-Edward G. Brown introduced this type of sequence in his "Three Guesses"​ from //​[[http://​askalexander.org/​display/​38093/​The+Sphinx/​15|The Sphinx]]//, Vol. 42 No. 3, May 1943, p. 59. The Brown sequence uses three cards with a secret extra card. Brown displays the card with a triple lift, followed by a double lift, and then steals the bottom card away before showing the selection once more. ((This reference is provided by Edward Marlo in //​[[http://​askalexander.org/​display/​10930/​The+Unexpected+Card+Book/​191|The Unexpected Card Book]]//, 1974, p. 177.))+Edward G. Brown introduced this type of sequence in his "Three Guesses"​ from //​[[http://​askalexander.org/​display/​38093/​The+Sphinx/​15|The Sphinx]]//, Vol. 42 No. 3, May 1943, p. 59. The Brown sequence uses three cards with a secret extra card.

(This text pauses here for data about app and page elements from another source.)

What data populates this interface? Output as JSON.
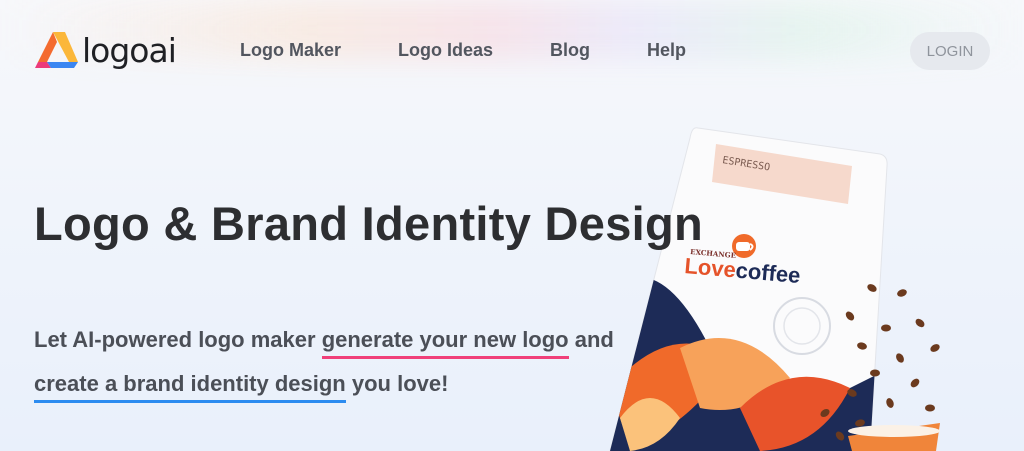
{
  "brand": {
    "name": "logoai"
  },
  "nav": [
    {
      "label": "Logo Maker"
    },
    {
      "label": "Logo Ideas"
    },
    {
      "label": "Blog"
    },
    {
      "label": "Help"
    }
  ],
  "login_label": "LOGIN",
  "hero": {
    "title": "Logo & Brand Identity Design",
    "subtitle": {
      "part1": "Let AI-powered logo maker ",
      "highlight1": "generate your new logo",
      "part2": " and ",
      "highlight2": "create a brand identity design",
      "part3": " you love!"
    }
  },
  "product": {
    "label_top": "ESPRESSO",
    "brand_small": "EXCHANGE",
    "brand_big": "Love",
    "brand_big2": "coffee",
    "icon": "coffee-cup-icon"
  },
  "colors": {
    "pink": "#f0407a",
    "blue": "#2c8cf0",
    "orange": "#f06a2a",
    "navy": "#1d2b57"
  }
}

Brown displays the card with a triple lift, followed by a double lift, and then steals the bottom card away before showing the selection once more.
  
 Bill Simon published a handling without an extra card as "The Ubiquitous Jack of Spades"​ from //​[[http://​askalexander.org/​display/​20050/​Effective+Card+Magic/​146|Effective Card Magic]]//, 1952, p. 144. It was Edward Marlo'​s various published handlings that eventually popularized this type of false display, starting with that in his //​[[http://​askalexander.org/​display/​18013/​The+Future+Classic/​6|Future Classic]]//,​ 1953, n.p. Bill Simon published a handling without an extra card as "The Ubiquitous Jack of Spades"​ from //​[[http://​askalexander.org/​display/​20050/​Effective+Card+Magic/​146|Effective Card Magic]]//, 1952, p. 144. It was Edward Marlo'​s various published handlings that eventually popularized this type of false display, starting with that in his //​[[http://​askalexander.org/​display/​18013/​The+Future+Classic/​6|Future Classic]]//,​ 1953, n.p.
  
 {{tag>​technique}} {{tag>​technique}}